(October 18, 2012)--Many of the wounded soldiers and families of those killed in the 2009 Fort Hood shooting rampage say they aren't the benefits they need because the government hasn't declared the massacre a terrorist attack.
A group of about 160 people affected by the shooting on the Texas Army post released a video Thursday expressing their frustration.
Staff Sgt. Shawn Manning, who was shot six times in the Nov. 5, 2009 rampage at the post's Soldier Readiness Center, says he's upset that the Defense Department has referred to the shooting as workplace violence.
Samuel Ray Jr., a former Fort Hood police officer who was on base the day of the shooting, says "workplace violence" is a disrespectful term.
"The people I saw were laying on the floor dead. They didn't have a chance or an opportunity to run. Where they fell...they died," Ray said.
"To call it 'workplace violence,' is extremely disrespectful. It's disrespectful to the people that died that day, and to the people who put their lives on the line to stop Hasan," Ray said.
Survivors in the video say soldiers injured or killed deserve fair benefits and Purple Heart eligibility, but they say that won't happen until the shooting is declared a terrorist attack.
On October 10th, Rep. John Carter and Rep. Michael McCaul sent letters to the Secretary of Defense and the Secretary of the Army. They requested better benefits and Purple Heart eligibility for soldiers injured during the shooting.

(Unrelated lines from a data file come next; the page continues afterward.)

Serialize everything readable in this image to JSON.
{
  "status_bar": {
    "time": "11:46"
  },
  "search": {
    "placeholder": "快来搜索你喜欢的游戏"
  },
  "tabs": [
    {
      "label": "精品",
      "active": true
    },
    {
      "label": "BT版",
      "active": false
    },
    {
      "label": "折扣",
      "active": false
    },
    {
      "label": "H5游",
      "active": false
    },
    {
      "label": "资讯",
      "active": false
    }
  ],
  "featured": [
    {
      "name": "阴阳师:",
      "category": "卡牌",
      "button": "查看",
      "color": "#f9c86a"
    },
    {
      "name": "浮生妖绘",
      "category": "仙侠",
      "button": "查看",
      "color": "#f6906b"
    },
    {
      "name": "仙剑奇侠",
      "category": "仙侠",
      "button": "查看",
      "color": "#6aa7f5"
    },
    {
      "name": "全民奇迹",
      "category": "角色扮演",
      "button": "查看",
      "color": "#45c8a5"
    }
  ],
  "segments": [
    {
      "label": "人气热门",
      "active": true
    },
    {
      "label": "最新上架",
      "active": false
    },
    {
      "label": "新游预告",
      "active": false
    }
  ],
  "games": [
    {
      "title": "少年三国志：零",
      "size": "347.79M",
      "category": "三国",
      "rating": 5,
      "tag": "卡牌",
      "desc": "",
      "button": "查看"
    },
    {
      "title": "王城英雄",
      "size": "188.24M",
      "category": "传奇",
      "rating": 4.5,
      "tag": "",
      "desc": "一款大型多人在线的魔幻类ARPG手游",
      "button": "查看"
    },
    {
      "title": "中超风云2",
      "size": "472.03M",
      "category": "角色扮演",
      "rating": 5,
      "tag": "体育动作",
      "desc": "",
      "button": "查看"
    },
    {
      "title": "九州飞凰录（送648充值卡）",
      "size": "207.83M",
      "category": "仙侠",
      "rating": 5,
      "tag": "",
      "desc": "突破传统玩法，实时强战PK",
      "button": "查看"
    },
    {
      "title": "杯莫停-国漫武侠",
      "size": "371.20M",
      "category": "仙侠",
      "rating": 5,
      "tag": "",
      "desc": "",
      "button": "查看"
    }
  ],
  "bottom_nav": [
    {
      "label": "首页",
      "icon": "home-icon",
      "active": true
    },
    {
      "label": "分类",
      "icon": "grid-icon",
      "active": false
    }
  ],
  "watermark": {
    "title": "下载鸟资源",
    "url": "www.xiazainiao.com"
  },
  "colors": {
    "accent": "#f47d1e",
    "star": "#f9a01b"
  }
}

Accused gunman Maj. Nidal Hasan, an American-born Muslim, faces the death penalty if convicted in the rampage that killed 13.